The glycemic index is complicated and cannot be generalised to all people. Different people will have different reactions to food. The body's response to food will relate to several factors including; age, activity level, insulin levels, time of day, amount of fibre and fat in the food, how refined (processed) the food is, and what was eaten with the food.
In addition to this, other factors such as the ratio of carbohydrates to fat and protein as well as how the food was cooked (eg. Boiled compared to fried or baked) and metabolism will determine the way your body's sugar level responds after eating.
Foods that have a low glycemic index will have little effect on the body's sugar levels. Comparatively, foods that have a high glycemic index will have an instant affect on blood sugar levels. Ratings on the glycemic index have resulted from numerous studies; however, individuals should test their own reactions to food in relation to the glycemic index.
Examples of low glycemic index foods; clockwise from top-left: dried apricots, wholegrain pasta, oats and grapes
Foods low on the glycemic index will release glucose gradually into the blood stream whereas foods high on the glycemic index will provoke an immediate response in the blood sugar levels.
Foods that contain carbohydrates are usually high on the glycemic index and have the greatest effect on blood sugars. Pasta dishes, bread and potatoes are usually high on the glycemic index.
The composition in the carbohydrate will also affect how the body's sugar levels react. For example, white bread will rate high on the glycemic index whereas wholegrain or rye bread will be rate lower on the glycemic index as it contains more grains and contains complex carbohydrates.
Examples of low glycemic foods are breakfast cereals (which are based on wheat bran, barley and oats), wholegrain break, fruit, lentils, soybeans, baked beans etc. Examples of high glycemic foods are white bread, soft drinks, full fat ice-cream, chocolate bars etc.
Health experts and dieticians contest that the glycemic index is difficult to use because it is complicated and will vary from person to person. They do concede however, that the glycemic index is a useful meal-planning tool especially when individuals monitor their own individual responses to foods.
Low glycemic food is especially helpful in assisting those who want to lose weight. Low glycemic index foods will increase the sugar levels in the body to sustain energy levels for longer periods of time. This means an individual will feel less inclined to eat because energy is being slowly released into their bloodstream.
A good understanding of the glycemic index will also assist with exercise. If you exercise then eating high glycemic foods will help you recover from your workout. Specifically, faster carbohydrates that are high on the glycemic index are great for raising low blood sugars after intense exercising whereas low glycemic index foods are helpful in maintaining blood sugar levels for long periods of exercise.
Health experts encourage using the glycemic index in conjunction with other meal programs to assist in managing diabetes and/or controlling weight.

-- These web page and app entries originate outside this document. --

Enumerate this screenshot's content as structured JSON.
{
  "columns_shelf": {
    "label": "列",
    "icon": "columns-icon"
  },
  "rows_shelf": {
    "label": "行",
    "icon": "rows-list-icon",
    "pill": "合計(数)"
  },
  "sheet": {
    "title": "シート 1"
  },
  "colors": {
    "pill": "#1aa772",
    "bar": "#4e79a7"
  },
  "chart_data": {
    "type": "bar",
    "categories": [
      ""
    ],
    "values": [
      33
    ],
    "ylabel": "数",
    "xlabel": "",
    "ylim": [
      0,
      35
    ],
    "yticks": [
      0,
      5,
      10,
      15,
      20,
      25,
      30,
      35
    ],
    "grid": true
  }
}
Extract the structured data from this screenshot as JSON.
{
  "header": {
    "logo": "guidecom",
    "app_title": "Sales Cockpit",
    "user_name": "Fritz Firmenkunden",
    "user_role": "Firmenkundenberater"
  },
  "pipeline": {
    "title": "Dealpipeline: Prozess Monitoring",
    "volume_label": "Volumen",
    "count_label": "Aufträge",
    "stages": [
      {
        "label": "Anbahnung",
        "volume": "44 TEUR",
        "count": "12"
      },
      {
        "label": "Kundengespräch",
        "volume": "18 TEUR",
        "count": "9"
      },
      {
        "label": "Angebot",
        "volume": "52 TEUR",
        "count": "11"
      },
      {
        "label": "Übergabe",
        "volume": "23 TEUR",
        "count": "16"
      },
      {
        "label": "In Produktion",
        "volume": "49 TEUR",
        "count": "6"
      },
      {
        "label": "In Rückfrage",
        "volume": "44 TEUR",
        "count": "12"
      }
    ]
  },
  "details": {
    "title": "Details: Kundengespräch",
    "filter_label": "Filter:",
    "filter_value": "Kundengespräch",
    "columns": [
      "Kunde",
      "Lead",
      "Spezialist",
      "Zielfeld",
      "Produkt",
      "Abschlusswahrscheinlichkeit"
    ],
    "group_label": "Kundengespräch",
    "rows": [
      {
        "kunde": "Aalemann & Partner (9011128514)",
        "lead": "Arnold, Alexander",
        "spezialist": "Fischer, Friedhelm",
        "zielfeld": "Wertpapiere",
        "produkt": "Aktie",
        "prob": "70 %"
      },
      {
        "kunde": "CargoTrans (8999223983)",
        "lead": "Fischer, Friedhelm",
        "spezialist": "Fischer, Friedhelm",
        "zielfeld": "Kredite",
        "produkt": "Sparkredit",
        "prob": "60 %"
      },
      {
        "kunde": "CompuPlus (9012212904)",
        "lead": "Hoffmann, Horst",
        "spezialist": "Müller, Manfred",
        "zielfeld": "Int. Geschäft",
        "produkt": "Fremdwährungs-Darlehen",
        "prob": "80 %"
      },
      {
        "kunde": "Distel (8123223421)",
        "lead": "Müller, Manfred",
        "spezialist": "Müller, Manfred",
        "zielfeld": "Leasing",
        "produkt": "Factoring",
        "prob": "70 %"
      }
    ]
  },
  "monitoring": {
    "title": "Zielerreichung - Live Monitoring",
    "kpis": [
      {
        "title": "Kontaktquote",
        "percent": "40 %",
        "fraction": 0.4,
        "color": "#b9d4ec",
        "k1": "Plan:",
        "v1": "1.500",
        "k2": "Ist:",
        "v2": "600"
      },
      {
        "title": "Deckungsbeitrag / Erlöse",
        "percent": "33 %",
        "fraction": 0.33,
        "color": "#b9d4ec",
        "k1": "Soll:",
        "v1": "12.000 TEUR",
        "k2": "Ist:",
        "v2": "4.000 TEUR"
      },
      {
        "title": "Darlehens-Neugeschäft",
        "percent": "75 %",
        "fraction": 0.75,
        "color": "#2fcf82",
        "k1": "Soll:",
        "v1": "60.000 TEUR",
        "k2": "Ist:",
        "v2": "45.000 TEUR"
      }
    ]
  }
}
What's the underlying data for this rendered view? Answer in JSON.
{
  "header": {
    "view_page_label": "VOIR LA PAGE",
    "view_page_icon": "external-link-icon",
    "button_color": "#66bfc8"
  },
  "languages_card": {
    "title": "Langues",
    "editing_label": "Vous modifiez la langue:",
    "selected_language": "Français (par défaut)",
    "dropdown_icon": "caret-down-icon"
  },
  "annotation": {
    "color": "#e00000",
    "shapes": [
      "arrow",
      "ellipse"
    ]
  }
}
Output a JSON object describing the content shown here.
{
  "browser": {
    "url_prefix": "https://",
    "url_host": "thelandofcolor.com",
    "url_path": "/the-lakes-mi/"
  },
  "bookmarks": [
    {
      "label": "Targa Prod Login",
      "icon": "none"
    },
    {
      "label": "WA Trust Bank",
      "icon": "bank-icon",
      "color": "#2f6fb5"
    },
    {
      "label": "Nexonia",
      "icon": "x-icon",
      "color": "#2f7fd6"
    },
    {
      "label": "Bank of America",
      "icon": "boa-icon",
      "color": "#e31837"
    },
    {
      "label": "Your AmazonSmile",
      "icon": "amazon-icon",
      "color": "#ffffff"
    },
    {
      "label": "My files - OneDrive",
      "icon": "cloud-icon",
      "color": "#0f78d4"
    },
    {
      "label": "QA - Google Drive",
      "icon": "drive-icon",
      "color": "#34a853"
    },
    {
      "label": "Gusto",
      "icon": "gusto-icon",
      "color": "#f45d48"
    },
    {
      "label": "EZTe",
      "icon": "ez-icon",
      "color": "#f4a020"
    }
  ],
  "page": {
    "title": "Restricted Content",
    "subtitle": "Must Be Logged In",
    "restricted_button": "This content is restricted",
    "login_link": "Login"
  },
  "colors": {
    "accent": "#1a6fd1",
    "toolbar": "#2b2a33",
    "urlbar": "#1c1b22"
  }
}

Below is a glycemic index foods list. The glycemic index foods list shows the food category and also the glycemic index for each particluar food in that category. For more on the glycemic index and glycemic index foods, please visit the forum
|Food category||Glycemic Index|
|Heavy mixed grain||30-45|
|Baked beans (canned)||48|
|Milk, full fat||27|
|Icecream, full fat||61|
|Yogurt, low fat, fruit||33|
|Soft and sports drinks|